▸ **Activity**
All that is needed is each line of the entries holding the word "screenshot", copied as it stands.

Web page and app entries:
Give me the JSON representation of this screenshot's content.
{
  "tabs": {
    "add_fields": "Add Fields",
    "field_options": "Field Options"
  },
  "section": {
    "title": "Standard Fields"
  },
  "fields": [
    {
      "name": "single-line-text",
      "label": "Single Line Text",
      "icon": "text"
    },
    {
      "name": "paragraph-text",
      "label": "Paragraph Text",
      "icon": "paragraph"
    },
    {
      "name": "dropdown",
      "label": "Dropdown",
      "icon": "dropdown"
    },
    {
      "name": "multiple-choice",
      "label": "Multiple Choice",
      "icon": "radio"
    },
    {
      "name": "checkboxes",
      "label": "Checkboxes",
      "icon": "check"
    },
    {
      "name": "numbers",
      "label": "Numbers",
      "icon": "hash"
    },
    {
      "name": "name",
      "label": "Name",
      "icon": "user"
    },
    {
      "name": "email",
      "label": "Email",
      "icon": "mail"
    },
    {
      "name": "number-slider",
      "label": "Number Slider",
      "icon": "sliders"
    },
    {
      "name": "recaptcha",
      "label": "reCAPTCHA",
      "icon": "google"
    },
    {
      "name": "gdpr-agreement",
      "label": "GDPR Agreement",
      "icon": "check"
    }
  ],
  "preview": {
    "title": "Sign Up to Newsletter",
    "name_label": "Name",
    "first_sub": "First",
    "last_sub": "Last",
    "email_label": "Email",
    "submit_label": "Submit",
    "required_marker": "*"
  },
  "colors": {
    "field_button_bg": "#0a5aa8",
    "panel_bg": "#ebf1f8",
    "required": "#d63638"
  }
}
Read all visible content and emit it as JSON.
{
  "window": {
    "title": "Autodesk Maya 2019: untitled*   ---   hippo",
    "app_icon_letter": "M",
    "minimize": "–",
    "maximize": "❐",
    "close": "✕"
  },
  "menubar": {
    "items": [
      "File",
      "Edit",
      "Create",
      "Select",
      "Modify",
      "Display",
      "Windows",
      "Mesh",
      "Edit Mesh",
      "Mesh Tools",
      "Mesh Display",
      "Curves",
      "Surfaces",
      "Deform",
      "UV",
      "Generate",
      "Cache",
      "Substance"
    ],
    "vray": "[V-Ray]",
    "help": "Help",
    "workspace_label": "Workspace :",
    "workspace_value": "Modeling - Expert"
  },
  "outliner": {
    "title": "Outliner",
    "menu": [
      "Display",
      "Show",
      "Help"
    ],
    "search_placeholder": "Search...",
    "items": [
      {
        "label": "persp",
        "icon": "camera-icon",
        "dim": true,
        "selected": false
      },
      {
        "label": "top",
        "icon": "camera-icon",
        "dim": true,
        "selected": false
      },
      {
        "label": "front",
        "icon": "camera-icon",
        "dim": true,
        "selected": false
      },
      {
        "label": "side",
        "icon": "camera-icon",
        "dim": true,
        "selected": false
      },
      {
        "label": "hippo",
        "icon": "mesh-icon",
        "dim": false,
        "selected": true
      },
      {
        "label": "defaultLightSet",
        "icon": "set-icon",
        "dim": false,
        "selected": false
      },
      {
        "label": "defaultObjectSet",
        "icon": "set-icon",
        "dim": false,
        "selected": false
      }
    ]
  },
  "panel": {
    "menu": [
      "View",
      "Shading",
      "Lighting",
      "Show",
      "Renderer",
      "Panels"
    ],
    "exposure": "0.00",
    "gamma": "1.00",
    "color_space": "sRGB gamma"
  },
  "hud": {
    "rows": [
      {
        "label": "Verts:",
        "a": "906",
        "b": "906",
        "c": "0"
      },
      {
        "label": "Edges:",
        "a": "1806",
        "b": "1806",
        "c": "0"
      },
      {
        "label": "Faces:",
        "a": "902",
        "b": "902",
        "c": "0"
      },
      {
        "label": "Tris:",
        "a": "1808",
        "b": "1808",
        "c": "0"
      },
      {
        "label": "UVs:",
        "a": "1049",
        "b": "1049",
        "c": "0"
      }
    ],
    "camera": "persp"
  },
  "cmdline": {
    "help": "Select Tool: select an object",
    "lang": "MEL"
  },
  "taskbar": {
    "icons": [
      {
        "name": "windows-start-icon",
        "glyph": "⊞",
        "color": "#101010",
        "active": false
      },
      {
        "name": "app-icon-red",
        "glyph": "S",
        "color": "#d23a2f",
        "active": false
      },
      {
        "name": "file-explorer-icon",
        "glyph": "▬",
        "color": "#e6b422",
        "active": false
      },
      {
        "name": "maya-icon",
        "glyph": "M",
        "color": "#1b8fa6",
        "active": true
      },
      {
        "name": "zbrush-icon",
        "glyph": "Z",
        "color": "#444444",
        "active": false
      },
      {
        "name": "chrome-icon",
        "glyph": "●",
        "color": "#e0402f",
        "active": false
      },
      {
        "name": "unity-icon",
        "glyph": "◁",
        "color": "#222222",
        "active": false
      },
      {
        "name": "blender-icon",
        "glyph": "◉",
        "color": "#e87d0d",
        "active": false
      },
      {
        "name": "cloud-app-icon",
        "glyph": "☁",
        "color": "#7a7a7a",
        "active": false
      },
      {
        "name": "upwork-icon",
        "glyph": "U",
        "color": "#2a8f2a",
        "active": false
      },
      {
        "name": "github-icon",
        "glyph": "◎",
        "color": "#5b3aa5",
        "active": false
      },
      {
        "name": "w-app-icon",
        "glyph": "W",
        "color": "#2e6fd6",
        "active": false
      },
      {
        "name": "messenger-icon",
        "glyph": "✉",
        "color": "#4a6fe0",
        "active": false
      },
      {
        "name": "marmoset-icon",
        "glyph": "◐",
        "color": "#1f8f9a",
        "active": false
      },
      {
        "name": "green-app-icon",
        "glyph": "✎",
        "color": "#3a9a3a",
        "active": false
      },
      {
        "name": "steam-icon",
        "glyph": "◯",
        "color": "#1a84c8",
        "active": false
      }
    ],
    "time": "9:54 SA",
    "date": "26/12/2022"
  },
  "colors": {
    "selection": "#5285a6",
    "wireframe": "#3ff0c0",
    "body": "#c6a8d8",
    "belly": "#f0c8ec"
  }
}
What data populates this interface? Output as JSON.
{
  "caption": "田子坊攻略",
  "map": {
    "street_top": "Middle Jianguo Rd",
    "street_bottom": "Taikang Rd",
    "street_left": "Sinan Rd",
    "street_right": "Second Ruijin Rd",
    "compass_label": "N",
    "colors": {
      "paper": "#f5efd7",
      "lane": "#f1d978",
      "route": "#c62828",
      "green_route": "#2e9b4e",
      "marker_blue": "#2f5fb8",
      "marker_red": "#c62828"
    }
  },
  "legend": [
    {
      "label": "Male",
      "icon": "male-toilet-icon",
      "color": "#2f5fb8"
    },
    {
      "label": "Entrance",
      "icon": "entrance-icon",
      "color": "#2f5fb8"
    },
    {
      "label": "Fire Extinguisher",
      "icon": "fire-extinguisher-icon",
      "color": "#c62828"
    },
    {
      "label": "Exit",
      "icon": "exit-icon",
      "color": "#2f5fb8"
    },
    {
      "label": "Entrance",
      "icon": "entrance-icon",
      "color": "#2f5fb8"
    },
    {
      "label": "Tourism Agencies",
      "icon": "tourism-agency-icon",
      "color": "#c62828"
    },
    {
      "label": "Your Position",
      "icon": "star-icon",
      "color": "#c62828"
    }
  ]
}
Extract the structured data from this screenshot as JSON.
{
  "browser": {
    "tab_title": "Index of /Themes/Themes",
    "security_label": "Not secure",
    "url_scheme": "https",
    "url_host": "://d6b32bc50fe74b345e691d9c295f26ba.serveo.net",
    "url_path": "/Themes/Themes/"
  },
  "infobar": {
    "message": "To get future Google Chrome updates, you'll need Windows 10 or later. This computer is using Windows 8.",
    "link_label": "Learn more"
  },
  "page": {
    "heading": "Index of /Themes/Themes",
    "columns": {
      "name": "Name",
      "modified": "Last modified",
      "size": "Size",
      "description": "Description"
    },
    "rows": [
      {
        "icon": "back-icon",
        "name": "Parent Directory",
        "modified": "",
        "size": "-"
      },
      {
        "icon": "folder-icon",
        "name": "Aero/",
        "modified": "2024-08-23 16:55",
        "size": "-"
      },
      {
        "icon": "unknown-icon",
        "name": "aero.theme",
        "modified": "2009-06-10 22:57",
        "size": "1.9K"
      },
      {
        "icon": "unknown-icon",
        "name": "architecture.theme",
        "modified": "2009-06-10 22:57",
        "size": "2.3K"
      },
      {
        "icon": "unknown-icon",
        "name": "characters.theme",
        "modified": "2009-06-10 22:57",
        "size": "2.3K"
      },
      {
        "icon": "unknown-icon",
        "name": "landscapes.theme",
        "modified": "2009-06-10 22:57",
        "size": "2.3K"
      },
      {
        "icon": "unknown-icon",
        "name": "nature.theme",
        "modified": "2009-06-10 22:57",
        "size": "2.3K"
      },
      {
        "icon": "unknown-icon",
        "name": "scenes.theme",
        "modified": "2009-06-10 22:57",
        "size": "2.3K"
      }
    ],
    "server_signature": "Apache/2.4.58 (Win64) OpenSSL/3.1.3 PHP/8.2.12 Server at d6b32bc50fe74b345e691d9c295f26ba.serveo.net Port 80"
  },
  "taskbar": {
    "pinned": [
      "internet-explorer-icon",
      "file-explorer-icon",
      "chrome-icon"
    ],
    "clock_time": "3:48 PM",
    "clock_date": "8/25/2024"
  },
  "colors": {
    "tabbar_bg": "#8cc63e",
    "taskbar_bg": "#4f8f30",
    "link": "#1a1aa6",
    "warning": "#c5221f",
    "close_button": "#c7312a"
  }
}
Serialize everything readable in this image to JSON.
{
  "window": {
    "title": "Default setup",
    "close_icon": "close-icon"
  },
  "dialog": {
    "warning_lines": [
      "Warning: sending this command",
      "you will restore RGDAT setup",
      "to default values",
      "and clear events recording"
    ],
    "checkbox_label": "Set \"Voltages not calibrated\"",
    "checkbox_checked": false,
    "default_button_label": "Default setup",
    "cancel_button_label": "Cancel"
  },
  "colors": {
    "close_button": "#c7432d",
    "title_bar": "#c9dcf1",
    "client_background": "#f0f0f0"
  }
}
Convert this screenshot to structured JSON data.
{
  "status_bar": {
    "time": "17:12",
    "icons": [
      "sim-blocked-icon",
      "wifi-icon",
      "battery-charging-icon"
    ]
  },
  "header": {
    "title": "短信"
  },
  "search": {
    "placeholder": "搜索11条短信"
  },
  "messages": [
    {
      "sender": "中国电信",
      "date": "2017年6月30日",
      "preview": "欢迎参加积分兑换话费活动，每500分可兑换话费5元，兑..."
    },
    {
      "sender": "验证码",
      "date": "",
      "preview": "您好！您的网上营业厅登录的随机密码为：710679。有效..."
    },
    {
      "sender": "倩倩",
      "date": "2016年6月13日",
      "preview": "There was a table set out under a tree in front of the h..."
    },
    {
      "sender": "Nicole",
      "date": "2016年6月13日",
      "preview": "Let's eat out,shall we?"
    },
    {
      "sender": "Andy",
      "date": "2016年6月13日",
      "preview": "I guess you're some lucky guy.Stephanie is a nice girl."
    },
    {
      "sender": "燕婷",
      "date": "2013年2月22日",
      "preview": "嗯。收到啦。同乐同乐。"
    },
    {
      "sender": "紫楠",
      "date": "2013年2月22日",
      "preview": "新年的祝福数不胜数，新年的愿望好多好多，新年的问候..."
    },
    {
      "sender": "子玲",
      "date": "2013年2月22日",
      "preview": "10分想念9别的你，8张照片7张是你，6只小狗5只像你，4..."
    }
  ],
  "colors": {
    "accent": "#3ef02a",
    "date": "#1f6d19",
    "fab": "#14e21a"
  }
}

▸ **Your solution**
Give me the JSON representation of this screenshot's content.
Extract the structured data from this screenshot as JSON.
Convert this screenshot to structured JSON data.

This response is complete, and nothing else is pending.